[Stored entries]
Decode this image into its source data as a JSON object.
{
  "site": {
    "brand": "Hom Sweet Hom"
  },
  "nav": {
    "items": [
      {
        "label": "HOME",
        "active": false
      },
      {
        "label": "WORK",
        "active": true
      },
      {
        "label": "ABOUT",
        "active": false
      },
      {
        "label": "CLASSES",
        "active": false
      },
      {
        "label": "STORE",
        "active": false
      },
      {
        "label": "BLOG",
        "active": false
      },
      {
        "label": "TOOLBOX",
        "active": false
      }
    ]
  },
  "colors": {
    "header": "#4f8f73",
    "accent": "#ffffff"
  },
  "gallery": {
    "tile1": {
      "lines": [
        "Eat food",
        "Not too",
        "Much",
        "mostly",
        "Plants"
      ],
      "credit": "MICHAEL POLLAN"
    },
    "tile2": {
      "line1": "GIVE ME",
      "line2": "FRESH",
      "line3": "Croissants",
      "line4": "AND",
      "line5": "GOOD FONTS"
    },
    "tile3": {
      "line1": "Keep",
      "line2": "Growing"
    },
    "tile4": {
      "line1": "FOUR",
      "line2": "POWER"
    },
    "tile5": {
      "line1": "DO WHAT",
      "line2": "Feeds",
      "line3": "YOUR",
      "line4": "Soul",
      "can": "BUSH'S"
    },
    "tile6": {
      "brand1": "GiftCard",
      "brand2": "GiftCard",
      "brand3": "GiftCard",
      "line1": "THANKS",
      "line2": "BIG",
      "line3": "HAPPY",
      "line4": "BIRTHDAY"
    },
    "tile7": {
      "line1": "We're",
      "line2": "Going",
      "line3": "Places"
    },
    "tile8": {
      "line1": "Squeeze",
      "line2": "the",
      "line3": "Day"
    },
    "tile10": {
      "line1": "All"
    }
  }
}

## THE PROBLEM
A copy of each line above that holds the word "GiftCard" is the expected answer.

## RESULT
      "brand1": "GiftCard",
      "brand2": "GiftCard",
      "brand3": "GiftCard",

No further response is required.